The millions of American who apply for these premium tax credits can choose either to have advance payments made directly to their health insurance company to reduce their monthly premiums throughout the year, or get their financial assistance when they file their taxes in April as a premium tax credit, or some combination of the two. The majority of consumers choose to receive tax credits in advance so that they are able to afford monthly payments.

When someone applies for tax credits, the marketplace reviews documentation of the person’s income in order to determine how much to pay. Because incomes can fluctuate, the amount paid in advance isn’t always correct and so people “reconcile” this on their tax return, either repaying money or getting money back if the estimate of their annual income turned out to be off.

Currently, the IRS caps what individuals must repay the government at tax time if they underestimated your annual income, unless they make more than 400 percent of poverty (more than $97,000 for a family of four for 2016 coverage).

Why raising or eliminating the repayment caps is a bad idea

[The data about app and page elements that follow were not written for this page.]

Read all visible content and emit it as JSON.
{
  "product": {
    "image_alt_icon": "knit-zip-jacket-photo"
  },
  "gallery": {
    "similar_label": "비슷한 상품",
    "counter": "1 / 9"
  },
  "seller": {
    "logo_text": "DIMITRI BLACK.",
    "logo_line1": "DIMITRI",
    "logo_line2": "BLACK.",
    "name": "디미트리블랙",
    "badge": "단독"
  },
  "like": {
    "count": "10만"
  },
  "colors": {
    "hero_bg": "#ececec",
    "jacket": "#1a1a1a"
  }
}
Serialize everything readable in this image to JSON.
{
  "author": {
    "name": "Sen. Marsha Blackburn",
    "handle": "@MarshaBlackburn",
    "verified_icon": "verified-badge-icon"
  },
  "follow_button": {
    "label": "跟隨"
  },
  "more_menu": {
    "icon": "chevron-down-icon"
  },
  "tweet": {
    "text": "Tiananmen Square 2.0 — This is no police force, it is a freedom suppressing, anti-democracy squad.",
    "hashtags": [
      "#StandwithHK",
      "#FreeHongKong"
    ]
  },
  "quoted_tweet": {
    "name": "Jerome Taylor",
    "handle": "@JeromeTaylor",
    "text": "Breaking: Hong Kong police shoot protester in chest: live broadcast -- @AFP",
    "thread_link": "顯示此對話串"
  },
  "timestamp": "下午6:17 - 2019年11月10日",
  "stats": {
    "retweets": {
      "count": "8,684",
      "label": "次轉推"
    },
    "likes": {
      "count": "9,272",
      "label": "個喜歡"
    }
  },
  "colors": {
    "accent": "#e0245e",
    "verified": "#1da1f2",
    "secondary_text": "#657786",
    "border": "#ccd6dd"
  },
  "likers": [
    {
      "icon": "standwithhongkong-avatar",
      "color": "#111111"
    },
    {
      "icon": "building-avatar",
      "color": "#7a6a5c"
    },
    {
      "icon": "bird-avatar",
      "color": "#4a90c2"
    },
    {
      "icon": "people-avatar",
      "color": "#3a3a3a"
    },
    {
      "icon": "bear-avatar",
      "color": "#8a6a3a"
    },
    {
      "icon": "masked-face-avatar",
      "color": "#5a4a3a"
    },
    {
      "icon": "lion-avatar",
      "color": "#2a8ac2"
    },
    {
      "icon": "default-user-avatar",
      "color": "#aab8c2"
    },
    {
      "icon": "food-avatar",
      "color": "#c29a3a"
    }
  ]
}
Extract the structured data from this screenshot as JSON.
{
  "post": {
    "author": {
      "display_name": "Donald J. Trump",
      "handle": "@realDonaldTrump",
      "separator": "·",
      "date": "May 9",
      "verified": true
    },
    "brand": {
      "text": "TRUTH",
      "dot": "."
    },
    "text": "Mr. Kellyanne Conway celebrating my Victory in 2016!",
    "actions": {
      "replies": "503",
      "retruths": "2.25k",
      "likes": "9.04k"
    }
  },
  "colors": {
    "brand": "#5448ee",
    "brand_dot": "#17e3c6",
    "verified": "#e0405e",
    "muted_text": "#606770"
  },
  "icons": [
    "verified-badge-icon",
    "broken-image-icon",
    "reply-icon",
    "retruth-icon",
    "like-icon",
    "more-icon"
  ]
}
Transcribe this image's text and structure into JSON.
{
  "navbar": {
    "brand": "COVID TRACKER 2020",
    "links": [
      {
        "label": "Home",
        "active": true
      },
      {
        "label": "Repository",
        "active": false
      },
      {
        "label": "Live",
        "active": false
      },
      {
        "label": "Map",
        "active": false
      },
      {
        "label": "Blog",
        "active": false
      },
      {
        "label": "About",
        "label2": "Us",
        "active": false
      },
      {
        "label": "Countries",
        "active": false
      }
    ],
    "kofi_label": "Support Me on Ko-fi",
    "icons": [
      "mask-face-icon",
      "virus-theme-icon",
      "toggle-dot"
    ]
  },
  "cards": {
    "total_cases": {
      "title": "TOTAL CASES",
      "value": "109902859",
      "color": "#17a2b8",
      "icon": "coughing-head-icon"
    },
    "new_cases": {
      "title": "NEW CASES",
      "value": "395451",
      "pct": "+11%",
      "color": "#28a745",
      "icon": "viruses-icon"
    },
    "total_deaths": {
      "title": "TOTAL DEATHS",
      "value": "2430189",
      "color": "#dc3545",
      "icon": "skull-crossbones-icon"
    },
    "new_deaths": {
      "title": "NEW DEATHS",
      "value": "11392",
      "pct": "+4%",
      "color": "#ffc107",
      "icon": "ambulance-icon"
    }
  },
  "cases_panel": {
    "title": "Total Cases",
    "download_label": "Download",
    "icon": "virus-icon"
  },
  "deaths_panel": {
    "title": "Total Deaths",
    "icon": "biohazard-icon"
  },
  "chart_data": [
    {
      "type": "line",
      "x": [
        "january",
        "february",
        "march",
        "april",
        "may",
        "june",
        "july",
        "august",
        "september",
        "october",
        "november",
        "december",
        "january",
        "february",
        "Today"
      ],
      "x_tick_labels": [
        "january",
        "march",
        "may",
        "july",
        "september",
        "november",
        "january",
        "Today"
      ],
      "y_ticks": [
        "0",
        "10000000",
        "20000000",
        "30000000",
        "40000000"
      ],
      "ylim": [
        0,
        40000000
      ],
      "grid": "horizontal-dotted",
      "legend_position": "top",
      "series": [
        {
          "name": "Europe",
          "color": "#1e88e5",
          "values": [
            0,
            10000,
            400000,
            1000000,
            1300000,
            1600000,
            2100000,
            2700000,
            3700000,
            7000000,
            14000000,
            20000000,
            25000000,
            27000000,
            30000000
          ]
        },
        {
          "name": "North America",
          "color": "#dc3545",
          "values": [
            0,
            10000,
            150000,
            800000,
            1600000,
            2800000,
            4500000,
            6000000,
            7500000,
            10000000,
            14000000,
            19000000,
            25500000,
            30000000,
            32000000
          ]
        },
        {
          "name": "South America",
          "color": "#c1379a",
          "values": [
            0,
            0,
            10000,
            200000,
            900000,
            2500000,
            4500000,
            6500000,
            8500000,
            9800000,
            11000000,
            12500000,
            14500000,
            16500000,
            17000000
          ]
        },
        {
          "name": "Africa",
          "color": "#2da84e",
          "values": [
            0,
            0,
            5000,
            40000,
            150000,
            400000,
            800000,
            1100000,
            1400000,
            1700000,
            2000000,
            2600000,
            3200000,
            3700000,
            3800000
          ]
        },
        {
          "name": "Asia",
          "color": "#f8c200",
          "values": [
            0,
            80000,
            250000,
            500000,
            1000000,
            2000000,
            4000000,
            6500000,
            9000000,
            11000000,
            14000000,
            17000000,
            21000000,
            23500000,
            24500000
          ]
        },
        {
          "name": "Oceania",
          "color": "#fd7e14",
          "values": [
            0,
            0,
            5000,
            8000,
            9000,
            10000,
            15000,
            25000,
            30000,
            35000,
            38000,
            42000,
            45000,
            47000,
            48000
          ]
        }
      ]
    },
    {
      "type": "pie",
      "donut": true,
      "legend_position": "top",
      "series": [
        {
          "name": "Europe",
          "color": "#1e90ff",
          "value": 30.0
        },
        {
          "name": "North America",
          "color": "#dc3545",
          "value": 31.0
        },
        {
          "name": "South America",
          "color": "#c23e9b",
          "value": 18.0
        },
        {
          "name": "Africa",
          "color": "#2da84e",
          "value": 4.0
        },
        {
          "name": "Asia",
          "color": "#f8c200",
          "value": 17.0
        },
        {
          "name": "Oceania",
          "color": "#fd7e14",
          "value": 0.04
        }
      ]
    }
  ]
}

  1. It can be hard for people to estimate their annual income, which can lead to overpayment.
     
    • Only 8 percent of those who received premium tax credits in 2014 estimated their income correctly and did not need to make any adjustments at tax time. This illustrates the difficulty in projecting income for the coming year.
    • People may be paid larger amounts due to unanticipated events that are no fault of their own, but will still make it hard to repay. For example, a worker who receives an unexpected large tip during the holidays may decide to use the extra money to pay off loans.
    • This person will most likely be unaware of how the tip increase will affect his or her health insurance and thus be unprepared to repay a large amount at tax time.
    • People try their best to calculate projected annual income when they apply for credits, but it’s hard to estimate for the coming year. Wages on their tax returns are a year old, and hourly employees may have fluctuating hours and pay. In addition, many individuals who apply for coverage through the marketplace have non-traditional jobs like artists, actors, and small-business owners. These individuals may have varying incomes from year to year. Caps protect people with fluctuating incomes from hardships when they have done their best to comply with marketplace rules.
  2. Current caps on what people must repay the government are reasonable, and in some cases, too high.
     
    • The caps are reasonable, or if anything, too high, for people with incomes at the poverty level. For example, for a person at 133 percent of the poverty line—someone who makes $26,800 a year for a family of three ($2,233 per month)—the cap is $600. Imagine paying rent, food, day care, and health insurance premiums in any city, on an income of $2,233 a month. Even affording a $600 repayment is difficult.
    • For the 2015 tax filing season, 26 percent (more than a quarter) of those who owed back money in tax credits hit the repayment cap. This cap offers an important protection, especially given that the majority of marketplace consumers have low incomes and rely on tax returns each year.
  3. Caps on repayment are important to the effective operation of the health insurance marketplace.
     
    • The repayment caps reassure consumers that it is not a great financial risk to apply for marketplace coverage and that if they have tried to comply with the law, their obligations will be limited. Higher caps would discourage enrollment.

We hope the House Ways and Means Committee will take into consideration that affordability and accessibility should be the top priorities for health care in America. If it votes to eliminate these repayment caps, it could harm millions of people who can’t repay and even cause many to forgo needed care.